=== Task instructions ===
Copy out the records in full, word for word, without pictures.

=== Record set ===

************

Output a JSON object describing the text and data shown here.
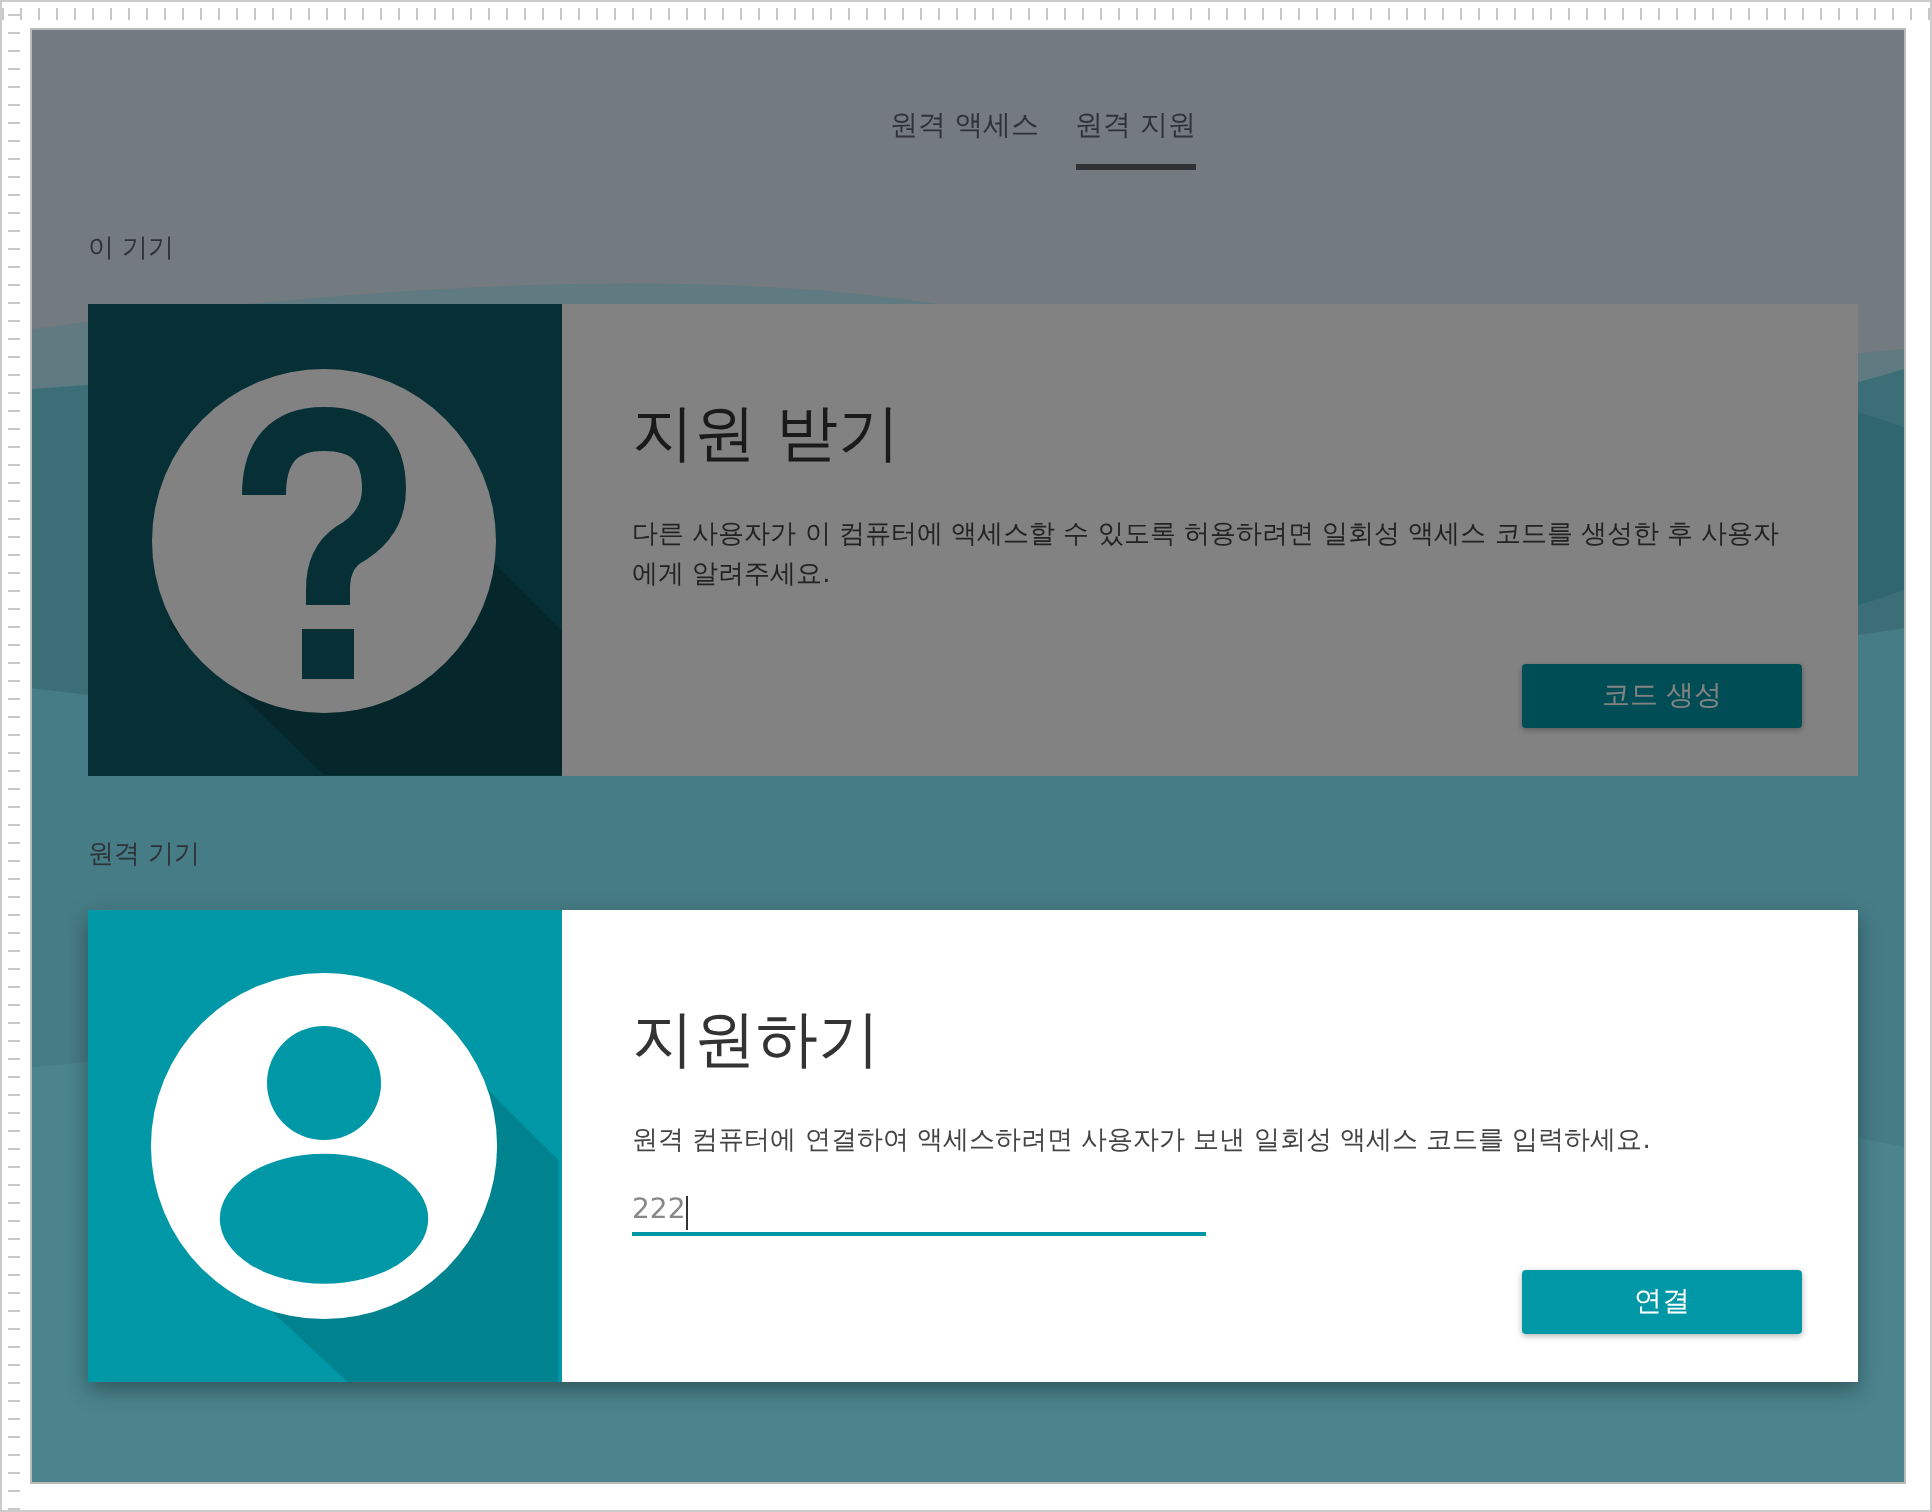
{
  "tabs": [
    {
      "label": "원격 액세스",
      "selected": false
    },
    {
      "label": "원격 지원",
      "selected": true
    }
  ],
  "sections": [
    {
      "heading": "이 기기",
      "card": {
        "kind": "get-support",
        "highlighted": false,
        "title": "지원 받기",
        "description": "다른 사용자가 이 컴퓨터에 액세스할 수 있도록 허용하려면 일회성 액세스 코드를 생성한 후 사용자에게 알려주세요.",
        "button": "코드 생성"
      }
    },
    {
      "heading": "원격 기기",
      "card": {
        "kind": "give-support",
        "highlighted": true,
        "title": "지원하기",
        "description": "원격 컴퓨터에 연결하여 액세스하려면 사용자가 보낸 일회성 액세스 코드를 입력하세요.",
        "input": {
          "value": "222",
          "focused": true
        },
        "button": "연결"
      }
    }
  ]
}
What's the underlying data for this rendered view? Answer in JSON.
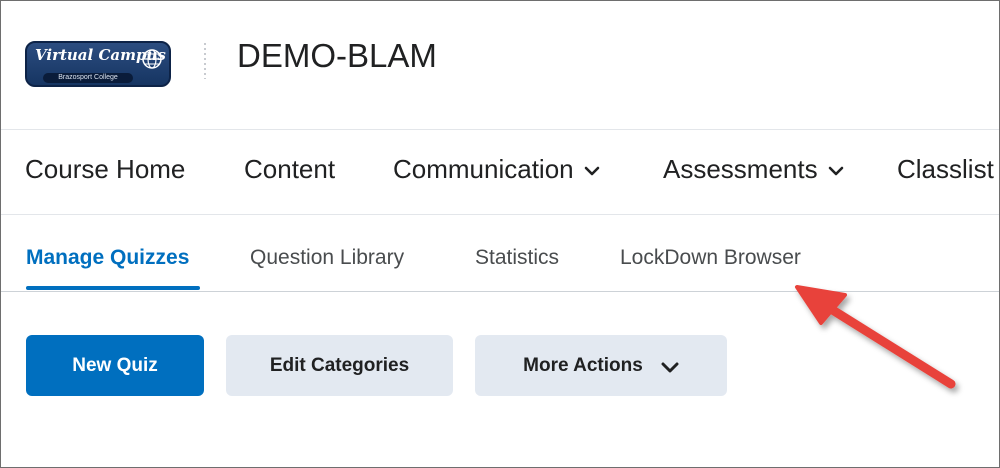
{
  "header": {
    "logo": {
      "main_text": "Virtual Campus",
      "sub_text": "Brazosport College"
    },
    "course_title": "DEMO-BLAM"
  },
  "nav": {
    "items": [
      {
        "label": "Course Home",
        "has_dropdown": false
      },
      {
        "label": "Content",
        "has_dropdown": false
      },
      {
        "label": "Communication",
        "has_dropdown": true
      },
      {
        "label": "Assessments",
        "has_dropdown": true
      },
      {
        "label": "Classlist",
        "has_dropdown": false
      }
    ]
  },
  "tabs": {
    "items": [
      {
        "label": "Manage Quizzes",
        "active": true
      },
      {
        "label": "Question Library",
        "active": false
      },
      {
        "label": "Statistics",
        "active": false
      },
      {
        "label": "LockDown Browser",
        "active": false
      }
    ]
  },
  "actions": {
    "new_quiz": "New Quiz",
    "edit_categories": "Edit Categories",
    "more_actions": "More Actions"
  },
  "icons": {
    "dropdown": "chevron-down-icon",
    "logo_globe": "globe-icon",
    "annotation": "red-arrow-pointer"
  },
  "colors": {
    "accent": "#006fbf",
    "secondary_button_bg": "#e3e9f1",
    "annotation_arrow": "#e8433b"
  }
}
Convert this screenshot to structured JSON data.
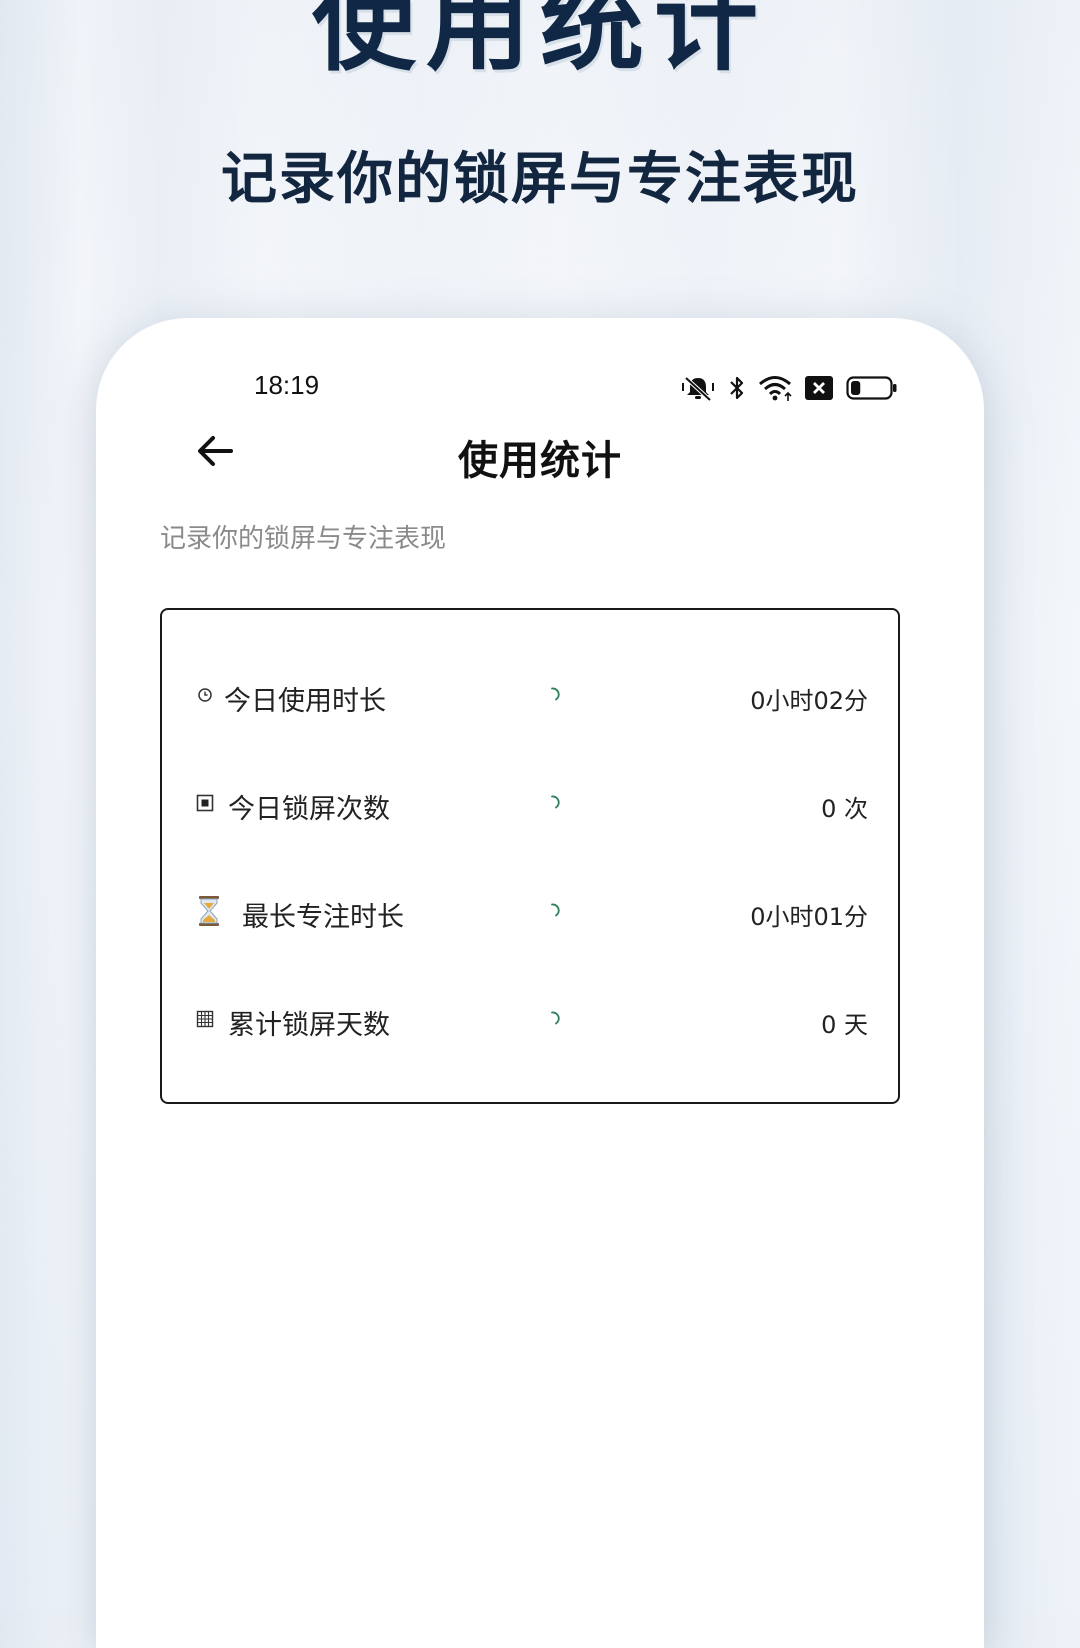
{
  "promo": {
    "title": "使用统计",
    "subtitle": "记录你的锁屏与专注表现"
  },
  "status_bar": {
    "time": "18:19",
    "icons": [
      "mute-icon",
      "bluetooth-icon",
      "wifi-icon",
      "sim-off-icon",
      "battery-icon"
    ],
    "battery_level": 0.25
  },
  "appbar": {
    "back_icon": "arrow-left-icon",
    "title": "使用统计"
  },
  "page_subtitle": "记录你的锁屏与专注表现",
  "stats": [
    {
      "icon": "clock-icon",
      "label": "今日使用时长",
      "value": "0小时02分"
    },
    {
      "icon": "stop-square-icon",
      "label": "今日锁屏次数",
      "value": "0 次"
    },
    {
      "icon": "hourglass-icon",
      "label": "最长专注时长",
      "value": "0小时01分"
    },
    {
      "icon": "calendar-grid-icon",
      "label": "累计锁屏天数",
      "value": "0 天"
    }
  ],
  "colors": {
    "promo_text": "#102845",
    "spinner": "#2e7d5b",
    "card_border": "#1a1a1a",
    "subtitle_gray": "#8a8a8a"
  }
}
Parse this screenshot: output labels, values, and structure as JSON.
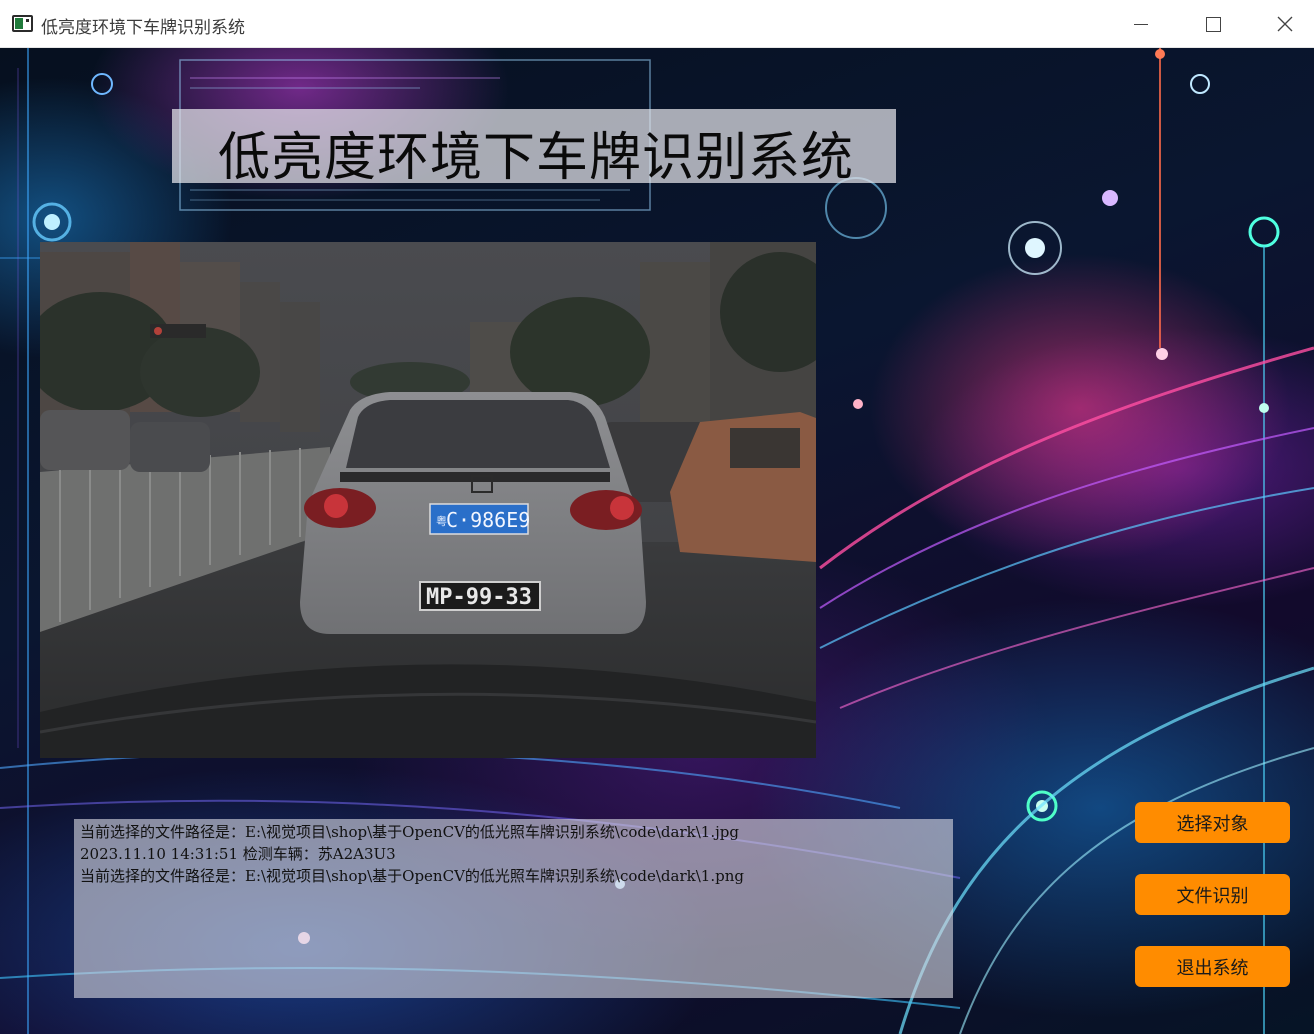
{
  "window": {
    "title": "低亮度环境下车牌识别系统",
    "icon": "app-window-icon",
    "controls": [
      "minimize-icon",
      "maximize-icon",
      "close-icon"
    ]
  },
  "header": {
    "title": "低亮度环境下车牌识别系统"
  },
  "image_view": {
    "front_plate": "C·986E9",
    "front_plate_prefix": "粤",
    "rear_plate": "MP-99-33"
  },
  "log": {
    "lines": [
      "当前选择的文件路径是：E:\\视觉项目\\shop\\基于OpenCV的低光照车牌识别系统\\code\\dark\\1.jpg",
      "2023.11.10 14:31:51 检测车辆：苏A2A3U3",
      "当前选择的文件路径是：E:\\视觉项目\\shop\\基于OpenCV的低光照车牌识别系统\\code\\dark\\1.png"
    ]
  },
  "actions": {
    "select_label": "选择对象",
    "recognize_label": "文件识别",
    "exit_label": "退出系统"
  },
  "colors": {
    "button": "#ff8c00",
    "plate_blue": "#2a6fc9"
  }
}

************

=== Output for this exercise ===
Output a JSON object describing the text and data shown here.
{
  "tabs": [
    {
      "label": "원격 액세스",
      "selected": false
    },
    {
      "label": "원격 지원",
      "selected": true
    }
  ],
  "sections": [
    {
      "heading": "이 기기",
      "card": {
        "kind": "get-support",
        "highlighted": false,
        "title": "지원 받기",
        "description": "다른 사용자가 이 컴퓨터에 액세스할 수 있도록 허용하려면 일회성 액세스 코드를 생성한 후 사용자에게 알려주세요.",
        "button": "코드 생성"
      }
    },
    {
      "heading": "원격 기기",
      "card": {
        "kind": "give-support",
        "highlighted": true,
        "title": "지원하기",
        "description": "원격 컴퓨터에 연결하여 액세스하려면 사용자가 보낸 일회성 액세스 코드를 입력하세요.",
        "input": {
          "value": "222",
          "focused": true
        },
        "button": "연결"
      }
    }
  ]
}
What's the underlying data for this rendered view? Answer in JSON.
{
  "header": {
    "logo": {
      "main_text": "Virtual Campus",
      "sub_text": "Brazosport College"
    },
    "course_title": "DEMO-BLAM"
  },
  "nav": {
    "items": [
      {
        "label": "Course Home",
        "has_dropdown": false
      },
      {
        "label": "Content",
        "has_dropdown": false
      },
      {
        "label": "Communication",
        "has_dropdown": true
      },
      {
        "label": "Assessments",
        "has_dropdown": true
      },
      {
        "label": "Classlist",
        "has_dropdown": false
      }
    ]
  },
  "tabs": {
    "items": [
      {
        "label": "Manage Quizzes",
        "active": true
      },
      {
        "label": "Question Library",
        "active": false
      },
      {
        "label": "Statistics",
        "active": false
      },
      {
        "label": "LockDown Browser",
        "active": false
      }
    ]
  },
  "actions": {
    "new_quiz": "New Quiz",
    "edit_categories": "Edit Categories",
    "more_actions": "More Actions"
  },
  "icons": {
    "dropdown": "chevron-down-icon",
    "logo_globe": "globe-icon",
    "annotation": "red-arrow-pointer"
  },
  "colors": {
    "accent": "#006fbf",
    "secondary_button_bg": "#e3e9f1",
    "annotation_arrow": "#e8433b"
  }
}
Convert this screenshot to structured JSON data.
{
  "promo": {
    "title": "使用统计",
    "subtitle": "记录你的锁屏与专注表现"
  },
  "status_bar": {
    "time": "18:19",
    "icons": [
      "mute-icon",
      "bluetooth-icon",
      "wifi-icon",
      "sim-off-icon",
      "battery-icon"
    ],
    "battery_level": 0.25
  },
  "appbar": {
    "back_icon": "arrow-left-icon",
    "title": "使用统计"
  },
  "page_subtitle": "记录你的锁屏与专注表现",
  "stats": [
    {
      "icon": "clock-icon",
      "label": "今日使用时长",
      "value": "0小时02分"
    },
    {
      "icon": "stop-square-icon",
      "label": "今日锁屏次数",
      "value": "0 次"
    },
    {
      "icon": "hourglass-icon",
      "label": "最长专注时长",
      "value": "0小时01分"
    },
    {
      "icon": "calendar-grid-icon",
      "label": "累计锁屏天数",
      "value": "0 天"
    }
  ],
  "colors": {
    "promo_text": "#102845",
    "spinner": "#2e7d5b",
    "card_border": "#1a1a1a",
    "subtitle_gray": "#8a8a8a"
  }
}
Parse this screenshot: output labels, values, and structure as JSON.
{
  "window": {
    "title": "低亮度环境下车牌识别系统",
    "icon": "app-window-icon",
    "controls": [
      "minimize-icon",
      "maximize-icon",
      "close-icon"
    ]
  },
  "header": {
    "title": "低亮度环境下车牌识别系统"
  },
  "image_view": {
    "front_plate": "C·986E9",
    "front_plate_prefix": "粤",
    "rear_plate": "MP-99-33"
  },
  "log": {
    "lines": [
      "当前选择的文件路径是：E:\\视觉项目\\shop\\基于OpenCV的低光照车牌识别系统\\code\\dark\\1.jpg",
      "2023.11.10 14:31:51 检测车辆：苏A2A3U3",
      "当前选择的文件路径是：E:\\视觉项目\\shop\\基于OpenCV的低光照车牌识别系统\\code\\dark\\1.png"
    ]
  },
  "actions": {
    "select_label": "选择对象",
    "recognize_label": "文件识别",
    "exit_label": "退出系统"
  },
  "colors": {
    "button": "#ff8c00",
    "plate_blue": "#2a6fc9"
  }
}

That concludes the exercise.